Now you have a women’s line, a men’s line, shoes, bags and jewelry, and stores around the world. What else can we expect from Pierre Hardy?

You know what’s interesting about having a brand is that you have to build it, and make it grow ‘organically’, as you said. Adding new objects, new kinds of objects, is a different way of expressing something that you love. It’s very interesting for a designer to see how an idea can be expressed in a different material, another shape, another scale. It’s like when painter is doing sculpture, or photography, or installation. It’s always the same story, but with different writing.

So anything is possible for the future of Pierre Hardy?

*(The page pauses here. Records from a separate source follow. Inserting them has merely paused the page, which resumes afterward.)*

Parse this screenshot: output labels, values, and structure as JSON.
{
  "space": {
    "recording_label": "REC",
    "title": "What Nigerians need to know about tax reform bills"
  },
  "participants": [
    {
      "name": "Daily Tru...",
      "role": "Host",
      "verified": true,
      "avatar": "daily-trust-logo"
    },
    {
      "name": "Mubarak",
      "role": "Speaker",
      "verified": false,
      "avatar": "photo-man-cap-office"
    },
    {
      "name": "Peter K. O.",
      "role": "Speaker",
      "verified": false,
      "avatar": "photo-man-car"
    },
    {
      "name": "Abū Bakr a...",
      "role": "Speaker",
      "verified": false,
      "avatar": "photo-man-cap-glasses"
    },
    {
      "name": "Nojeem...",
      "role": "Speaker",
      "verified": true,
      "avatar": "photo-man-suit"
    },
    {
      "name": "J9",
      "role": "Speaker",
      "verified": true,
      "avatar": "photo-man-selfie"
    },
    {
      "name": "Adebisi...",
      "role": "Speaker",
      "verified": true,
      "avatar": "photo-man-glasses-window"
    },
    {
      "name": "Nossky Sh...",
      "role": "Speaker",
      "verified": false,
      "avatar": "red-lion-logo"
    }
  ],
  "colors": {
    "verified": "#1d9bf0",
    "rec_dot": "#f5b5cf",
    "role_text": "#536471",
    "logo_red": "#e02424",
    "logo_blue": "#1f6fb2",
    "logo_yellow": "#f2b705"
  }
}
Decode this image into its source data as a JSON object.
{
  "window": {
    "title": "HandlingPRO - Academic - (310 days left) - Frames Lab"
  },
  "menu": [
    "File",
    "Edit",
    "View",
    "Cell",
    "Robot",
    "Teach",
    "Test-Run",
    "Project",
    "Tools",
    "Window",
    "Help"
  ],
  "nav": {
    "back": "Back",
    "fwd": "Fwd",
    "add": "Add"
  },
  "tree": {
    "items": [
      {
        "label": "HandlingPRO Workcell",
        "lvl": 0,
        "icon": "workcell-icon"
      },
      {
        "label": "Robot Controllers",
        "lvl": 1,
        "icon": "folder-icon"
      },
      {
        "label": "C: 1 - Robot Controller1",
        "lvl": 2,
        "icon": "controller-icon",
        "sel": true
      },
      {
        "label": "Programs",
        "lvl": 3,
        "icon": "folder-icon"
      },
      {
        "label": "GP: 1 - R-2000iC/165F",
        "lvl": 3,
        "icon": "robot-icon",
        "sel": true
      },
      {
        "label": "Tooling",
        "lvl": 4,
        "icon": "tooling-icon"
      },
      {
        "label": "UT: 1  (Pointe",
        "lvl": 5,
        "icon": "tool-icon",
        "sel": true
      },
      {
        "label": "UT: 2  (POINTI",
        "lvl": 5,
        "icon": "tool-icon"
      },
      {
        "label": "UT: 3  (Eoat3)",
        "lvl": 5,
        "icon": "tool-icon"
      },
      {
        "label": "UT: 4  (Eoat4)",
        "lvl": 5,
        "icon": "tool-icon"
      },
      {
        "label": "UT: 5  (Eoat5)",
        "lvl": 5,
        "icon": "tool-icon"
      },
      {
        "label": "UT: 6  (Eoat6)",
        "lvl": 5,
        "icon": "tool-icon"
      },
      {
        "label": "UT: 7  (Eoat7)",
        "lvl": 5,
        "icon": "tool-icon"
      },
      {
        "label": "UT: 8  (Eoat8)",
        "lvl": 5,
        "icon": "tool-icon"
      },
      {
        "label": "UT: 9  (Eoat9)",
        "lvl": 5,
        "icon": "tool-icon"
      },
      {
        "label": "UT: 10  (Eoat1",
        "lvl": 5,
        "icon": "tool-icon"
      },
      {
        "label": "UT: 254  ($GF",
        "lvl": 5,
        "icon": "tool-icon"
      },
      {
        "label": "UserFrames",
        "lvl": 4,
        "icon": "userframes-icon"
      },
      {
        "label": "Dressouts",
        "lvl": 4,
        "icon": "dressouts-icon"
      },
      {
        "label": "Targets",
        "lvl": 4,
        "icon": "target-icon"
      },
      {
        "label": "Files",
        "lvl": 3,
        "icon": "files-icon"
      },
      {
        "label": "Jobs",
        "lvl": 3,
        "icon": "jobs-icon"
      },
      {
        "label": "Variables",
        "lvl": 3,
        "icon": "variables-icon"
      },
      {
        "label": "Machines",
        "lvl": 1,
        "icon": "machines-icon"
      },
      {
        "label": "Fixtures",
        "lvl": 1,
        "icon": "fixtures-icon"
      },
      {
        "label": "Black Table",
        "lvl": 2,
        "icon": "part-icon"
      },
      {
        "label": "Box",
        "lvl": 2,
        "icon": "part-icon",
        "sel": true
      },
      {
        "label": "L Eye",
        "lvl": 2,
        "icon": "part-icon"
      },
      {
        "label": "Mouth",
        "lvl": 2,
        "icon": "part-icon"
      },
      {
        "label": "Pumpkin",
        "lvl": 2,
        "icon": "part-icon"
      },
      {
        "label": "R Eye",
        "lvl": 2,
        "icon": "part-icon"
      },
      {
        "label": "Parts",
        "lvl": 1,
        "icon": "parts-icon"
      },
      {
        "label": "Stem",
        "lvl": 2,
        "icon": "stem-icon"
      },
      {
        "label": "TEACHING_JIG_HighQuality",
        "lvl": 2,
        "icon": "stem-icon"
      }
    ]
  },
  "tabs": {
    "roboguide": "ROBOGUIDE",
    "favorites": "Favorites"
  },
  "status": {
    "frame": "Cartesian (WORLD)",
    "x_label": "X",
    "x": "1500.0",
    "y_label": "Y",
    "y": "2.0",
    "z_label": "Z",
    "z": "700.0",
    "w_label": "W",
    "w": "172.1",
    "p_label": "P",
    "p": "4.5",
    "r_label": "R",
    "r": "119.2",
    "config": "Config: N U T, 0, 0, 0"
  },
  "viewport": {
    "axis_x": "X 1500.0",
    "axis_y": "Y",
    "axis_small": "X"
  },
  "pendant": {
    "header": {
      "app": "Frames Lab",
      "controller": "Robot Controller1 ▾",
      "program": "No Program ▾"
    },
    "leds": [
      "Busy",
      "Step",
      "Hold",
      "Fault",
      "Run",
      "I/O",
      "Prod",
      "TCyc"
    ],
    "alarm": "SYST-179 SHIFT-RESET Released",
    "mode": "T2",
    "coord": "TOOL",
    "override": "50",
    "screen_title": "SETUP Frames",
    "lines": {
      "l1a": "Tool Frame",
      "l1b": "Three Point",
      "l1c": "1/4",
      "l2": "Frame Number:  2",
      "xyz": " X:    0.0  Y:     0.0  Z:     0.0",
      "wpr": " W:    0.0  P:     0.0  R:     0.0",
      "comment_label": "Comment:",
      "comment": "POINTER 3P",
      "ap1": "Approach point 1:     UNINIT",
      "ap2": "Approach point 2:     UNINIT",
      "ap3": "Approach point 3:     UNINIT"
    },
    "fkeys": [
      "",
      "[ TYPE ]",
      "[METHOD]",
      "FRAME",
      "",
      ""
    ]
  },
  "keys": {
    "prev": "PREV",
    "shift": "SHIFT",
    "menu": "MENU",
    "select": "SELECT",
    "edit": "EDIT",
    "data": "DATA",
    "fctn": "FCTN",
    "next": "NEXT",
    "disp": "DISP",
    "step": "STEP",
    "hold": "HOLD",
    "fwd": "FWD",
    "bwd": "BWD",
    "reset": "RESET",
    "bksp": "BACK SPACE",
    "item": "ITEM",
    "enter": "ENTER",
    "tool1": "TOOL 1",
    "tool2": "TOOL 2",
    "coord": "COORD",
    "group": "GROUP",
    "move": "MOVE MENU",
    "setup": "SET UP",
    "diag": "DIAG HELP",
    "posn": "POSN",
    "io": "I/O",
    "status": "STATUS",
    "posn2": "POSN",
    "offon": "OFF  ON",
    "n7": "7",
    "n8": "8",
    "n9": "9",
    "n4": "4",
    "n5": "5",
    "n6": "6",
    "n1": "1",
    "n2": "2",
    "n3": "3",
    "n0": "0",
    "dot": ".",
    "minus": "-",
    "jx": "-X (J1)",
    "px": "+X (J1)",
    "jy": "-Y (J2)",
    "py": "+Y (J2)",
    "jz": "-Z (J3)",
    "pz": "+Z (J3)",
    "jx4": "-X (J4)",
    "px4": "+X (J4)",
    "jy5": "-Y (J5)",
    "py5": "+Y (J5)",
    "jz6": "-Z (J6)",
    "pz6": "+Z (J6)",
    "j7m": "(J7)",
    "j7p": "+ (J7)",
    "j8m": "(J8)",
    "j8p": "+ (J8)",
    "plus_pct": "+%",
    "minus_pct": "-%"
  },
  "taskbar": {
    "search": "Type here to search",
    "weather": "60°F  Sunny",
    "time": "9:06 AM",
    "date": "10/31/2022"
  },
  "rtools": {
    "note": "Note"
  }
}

Yes...the aim is to become a real brand, with a global identity, something that people recognize.

What is your favourite type of shoe to wear?

I am quite basic... I don’t project the fantasy so much on myself. I don’t need it. My collection is the field in which I express myself, so I don’t need to experiment on myself. I am quite basic.

Sneaker, trainer?

Yes, I love those. But also I love black loafers, for example. My loafer, I find it very impeccable. It took some time for me to reach the perfect shape for that loafer. But I did, and I think I will continue it exactly as it is. That black loafer, for me, is perfect. It can be night or day, winter or summer. It’s weird because I haven’t worn loafers since I was 15!

What is your favourite shoe style? And where do you see that shoe walking in the world, in a perfect scenario?

For women, for me the perfect shoe is a pump, and I always try to include one in my collections. Going back to your first question, and to this period of when you become aware of fashion – the “Ah, this woman is elegant” moment – it was the Sixties for me. And the pump remains for me the most perfect expression of femininity, of simplicity, of strength; it’s very dynamic as a shoe. Pointy, Stiletto. Again, nowadays when I look back at old fashion magazines, there is such a natural elegance. Today, it’s a mix – it’s all very Barocco, it’s interesting.

So post post-modern...

Exactly. We are totally in a ‘decadence’ moment. It is interesting! But when you look at the magazines of the 60s it’s so clear, it’s almost nothing in fashion - just one line, a trapeze coat, and this little pointy pump. Maybe it sounds like a cliché, and I am not nostalgic for the image of women of this period, not at all. I think women are much more interesting and free nowadays. But the shape, I think, for me, that was a really strong moment.